A parliamentary report into the 'ndrangheta says Italy's notorious crime syndicate spreads its tentacles like al-Qaeda and resembles a fast-food chain because of its ability to market its brand as it expands abroad.
The report is the first comprehensive study by parliament's anti-Mafia commission on the 'ndrangheta, a group that came into the spotlight last summer with the killing of six Italians outside a pizzeria in Germany.
It offers solid evidence to claims by investigators that the syndicate has eclipsed the Sicilian Mafia in recent years in power and international reach.
"Today the 'ndrangheta ... is the most modern organization, the most powerful one as far as cocaine trafficking goes," the commission said in a 239-page report, which was released on Wednesday.
It is "the one able to obtain and offer deadly weapons of war and destruction."
The commission report said the 'ndrangheta has reached a "basically exclusive" control over cocaine imports from Colombia, forcing all other criminal organizations, including Sicily's Cosa Nostra, to deal with it if they want to have access to the drug.
Over the decades, the group, originally based in the southern Calabria region, has spread to central and northern Italy, in much of Europe as well as in Argentina, Brazil and Colombia, Morocco, Canada, the US and Australia, the report said.
"In the same way as great fast-food-chains, it offers -- all over the world, in places very different from one another -- the identical, recognizable, reliable brand and the same criminal product," it said.
What sets the 'ndrangheta apart from other crime syndicates, including its equivalent in Sicily, is mostly its structure, which is strictly based on close family ties. This makes the 'ndrangheta less vulnerable to the risk of turncoats, whose testimony has dealt harsh blows to the Mafia in the past years.
The structure also allows for an effective infiltration in other countries.
The 'ndrangheta has developed "like al-Qaeda, with a similar tentacular structure," and without a centralized leadership, the report says.
Feuds between powerful families have proven deadly.
The past summer's slayings of six Italians in Germany were seen as a family vendetta and the latest chapter of the long-standing feud between rival clans.

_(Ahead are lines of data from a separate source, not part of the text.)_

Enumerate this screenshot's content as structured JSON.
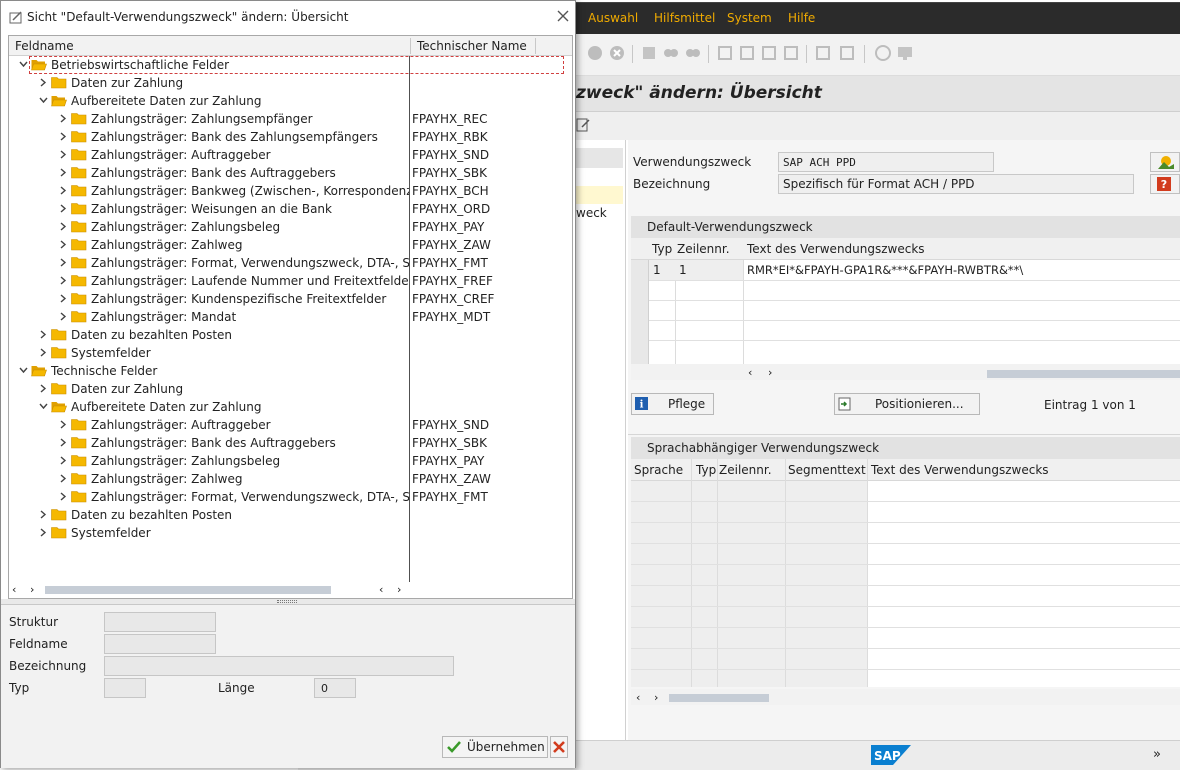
{
  "background_window": {
    "menu": [
      "Auswahl",
      "Hilfsmittel",
      "System",
      "Hilfe"
    ],
    "title_fragment": "zweck\" ändern: Übersicht",
    "left_fragment": "weck",
    "fields": {
      "verwendungszweck_label": "Verwendungszweck",
      "verwendungszweck_value": "SAP ACH PPD",
      "bezeichnung_label": "Bezeichnung",
      "bezeichnung_value": "Spezifisch für Format ACH / PPD"
    },
    "default_group": {
      "title": "Default-Verwendungszweck",
      "columns": [
        "Typ",
        "Zeilennr.",
        "Text des Verwendungszwecks"
      ],
      "rows": [
        {
          "typ": "1",
          "zeile": "1",
          "text": "RMR*EI*&FPAYH-GPA1R&***&FPAYH-RWBTR&**\\"
        }
      ],
      "pflege_button": "Pflege",
      "positionieren_button": "Positionieren...",
      "entry_count": "Eintrag 1 von 1"
    },
    "language_group": {
      "title": "Sprachabhängiger Verwendungszweck",
      "columns": [
        "Sprache",
        "Typ",
        "Zeilennr.",
        "Segmenttext",
        "Text des Verwendungszwecks"
      ]
    },
    "status_chevron": "»"
  },
  "dialog": {
    "title": "Sicht \"Default-Verwendungszweck\" ändern: Übersicht",
    "tree_headers": [
      "Feldname",
      "Technischer Name"
    ],
    "tree_rows": [
      {
        "level": 0,
        "label": "Betriebswirtschaftliche Felder",
        "tech": "",
        "expanded": true
      },
      {
        "level": 1,
        "label": "Daten zur Zahlung",
        "tech": "",
        "expanded": false
      },
      {
        "level": 1,
        "label": "Aufbereitete Daten zur Zahlung",
        "tech": "",
        "expanded": true
      },
      {
        "level": 2,
        "label": "Zahlungsträger: Zahlungsempfänger",
        "tech": "FPAYHX_REC",
        "expanded": false
      },
      {
        "level": 2,
        "label": "Zahlungsträger: Bank des Zahlungsempfängers",
        "tech": "FPAYHX_RBK",
        "expanded": false
      },
      {
        "level": 2,
        "label": "Zahlungsträger: Auftraggeber",
        "tech": "FPAYHX_SND",
        "expanded": false
      },
      {
        "level": 2,
        "label": "Zahlungsträger: Bank des Auftraggebers",
        "tech": "FPAYHX_SBK",
        "expanded": false
      },
      {
        "level": 2,
        "label": "Zahlungsträger: Bankweg (Zwischen-, Korrespondenzbank",
        "tech": "FPAYHX_BCH",
        "expanded": false
      },
      {
        "level": 2,
        "label": "Zahlungsträger: Weisungen an die Bank",
        "tech": "FPAYHX_ORD",
        "expanded": false
      },
      {
        "level": 2,
        "label": "Zahlungsträger: Zahlungsbeleg",
        "tech": "FPAYHX_PAY",
        "expanded": false
      },
      {
        "level": 2,
        "label": "Zahlungsträger: Zahlweg",
        "tech": "FPAYHX_ZAW",
        "expanded": false
      },
      {
        "level": 2,
        "label": "Zahlungsträger: Format, Verwendungszweck, DTA-, Sche",
        "tech": "FPAYHX_FMT",
        "expanded": false
      },
      {
        "level": 2,
        "label": "Zahlungsträger: Laufende Nummer und Freitextfelder",
        "tech": "FPAYHX_FREF",
        "expanded": false
      },
      {
        "level": 2,
        "label": "Zahlungsträger: Kundenspezifische Freitextfelder",
        "tech": "FPAYHX_CREF",
        "expanded": false
      },
      {
        "level": 2,
        "label": "Zahlungsträger: Mandat",
        "tech": "FPAYHX_MDT",
        "expanded": false
      },
      {
        "level": 1,
        "label": "Daten zu bezahlten Posten",
        "tech": "",
        "expanded": false
      },
      {
        "level": 1,
        "label": "Systemfelder",
        "tech": "",
        "expanded": false
      },
      {
        "level": 0,
        "label": "Technische Felder",
        "tech": "",
        "expanded": true
      },
      {
        "level": 1,
        "label": "Daten zur Zahlung",
        "tech": "",
        "expanded": false
      },
      {
        "level": 1,
        "label": "Aufbereitete Daten zur Zahlung",
        "tech": "",
        "expanded": true
      },
      {
        "level": 2,
        "label": "Zahlungsträger: Auftraggeber",
        "tech": "FPAYHX_SND",
        "expanded": false
      },
      {
        "level": 2,
        "label": "Zahlungsträger: Bank des Auftraggebers",
        "tech": "FPAYHX_SBK",
        "expanded": false
      },
      {
        "level": 2,
        "label": "Zahlungsträger: Zahlungsbeleg",
        "tech": "FPAYHX_PAY",
        "expanded": false
      },
      {
        "level": 2,
        "label": "Zahlungsträger: Zahlweg",
        "tech": "FPAYHX_ZAW",
        "expanded": false
      },
      {
        "level": 2,
        "label": "Zahlungsträger: Format, Verwendungszweck, DTA-, Sche",
        "tech": "FPAYHX_FMT",
        "expanded": false
      },
      {
        "level": 1,
        "label": "Daten zu bezahlten Posten",
        "tech": "",
        "expanded": false
      },
      {
        "level": 1,
        "label": "Systemfelder",
        "tech": "",
        "expanded": false
      }
    ],
    "detail": {
      "struktur_label": "Struktur",
      "feldname_label": "Feldname",
      "bezeichnung_label": "Bezeichnung",
      "typ_label": "Typ",
      "laenge_label": "Länge",
      "laenge_value": "0"
    },
    "uebernehmen_button": "Übernehmen"
  },
  "colors": {
    "menubar_bg": "#2b2b2b",
    "menu_text": "#f0ab00",
    "folder": "#f5b800",
    "selection_border": "#d04040",
    "accept_green": "#3a9a2a",
    "cancel_red": "#d23c1e"
  }
}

Last week, the boss of what investigators described as a "ferocious" family in the 'ndrangheta syndicate, Pasquale Condello, was arrested in the regional capital, Reggio Calabria. The man had been on the run for 20 years and was on the police list of Italy's most dangerous fugitives.